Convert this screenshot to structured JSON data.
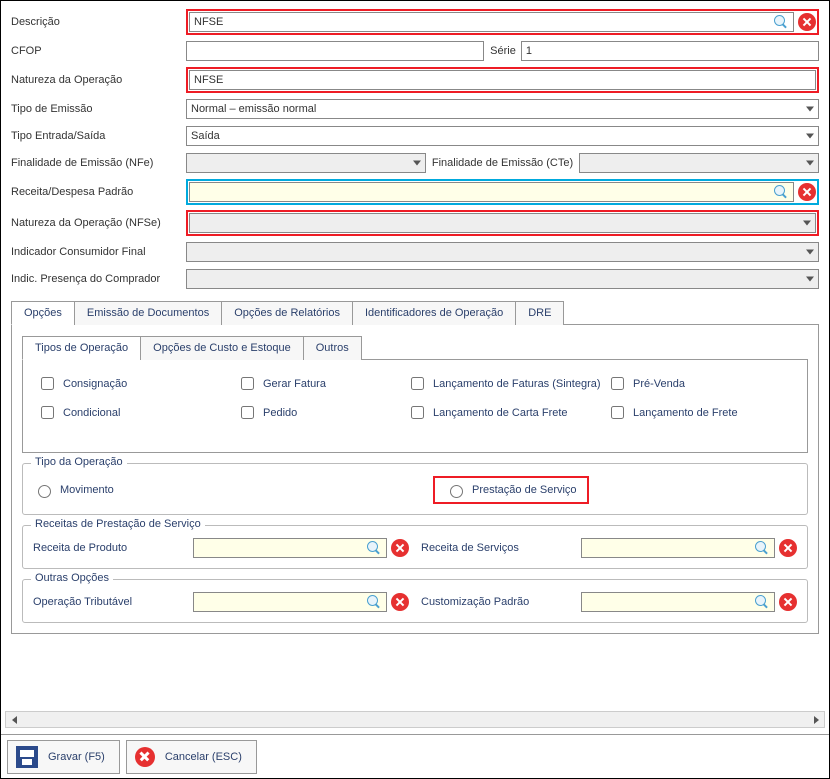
{
  "labels": {
    "descricao": "Descrição",
    "cfop": "CFOP",
    "serie": "Série",
    "natureza_operacao": "Natureza da Operação",
    "tipo_emissao": "Tipo de Emissão",
    "tipo_entrada_saida": "Tipo Entrada/Saída",
    "finalidade_nfe": "Finalidade de Emissão (NFe)",
    "finalidade_cte": "Finalidade de Emissão (CTe)",
    "receita_despesa_padrao": "Receita/Despesa Padrão",
    "natureza_operacao_nfse": "Natureza da Operação (NFSe)",
    "indicador_consumidor_final": "Indicador Consumidor Final",
    "indic_presenca_comprador": "Indic. Presença do Comprador"
  },
  "fields": {
    "descricao": "NFSE",
    "cfop": "",
    "serie": "1",
    "natureza_operacao": "NFSE",
    "tipo_emissao": "Normal – emissão normal",
    "tipo_entrada_saida": "Saída",
    "finalidade_nfe": "",
    "finalidade_cte": "",
    "receita_despesa_padrao": "",
    "natureza_operacao_nfse": "",
    "indicador_consumidor_final": "",
    "indic_presenca_comprador": ""
  },
  "tabs": {
    "main": [
      "Opções",
      "Emissão de Documentos",
      "Opções de Relatórios",
      "Identificadores de Operação",
      "DRE"
    ],
    "inner": [
      "Tipos de Operação",
      "Opções de Custo e Estoque",
      "Outros"
    ]
  },
  "checkboxes": {
    "consignacao": "Consignação",
    "gerar_fatura": "Gerar Fatura",
    "lanc_faturas_sintegra": "Lançamento de Faturas (Sintegra)",
    "pre_venda": "Pré-Venda",
    "condicional": "Condicional",
    "pedido": "Pedido",
    "lanc_carta_frete": "Lançamento de Carta Frete",
    "lanc_frete": "Lançamento de Frete"
  },
  "tipo_operacao": {
    "title": "Tipo da Operação",
    "movimento": "Movimento",
    "prestacao_servico": "Prestação de Serviço"
  },
  "receitas_prestacao": {
    "title": "Receitas de Prestação de Serviço",
    "receita_produto_label": "Receita de Produto",
    "receita_produto_value": "",
    "receita_servicos_label": "Receita de Serviços",
    "receita_servicos_value": ""
  },
  "outras_opcoes": {
    "title": "Outras Opções",
    "operacao_tributavel_label": "Operação Tributável",
    "operacao_tributavel_value": "",
    "customizacao_padrao_label": "Customização Padrão",
    "customizacao_padrao_value": ""
  },
  "footer": {
    "gravar": "Gravar (F5)",
    "cancelar": "Cancelar (ESC)"
  }
}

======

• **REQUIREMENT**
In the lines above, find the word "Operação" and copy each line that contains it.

• **RESPONSE AREA**
    "natureza_operacao": "Natureza da Operação",
    "natureza_operacao_nfse": "Natureza da Operação (NFSe)",
      "Identificadores de Operação",
      "Tipos de Operação",
    "title": "Tipo da Operação",
    "operacao_tributavel_label": "Operação Tributável",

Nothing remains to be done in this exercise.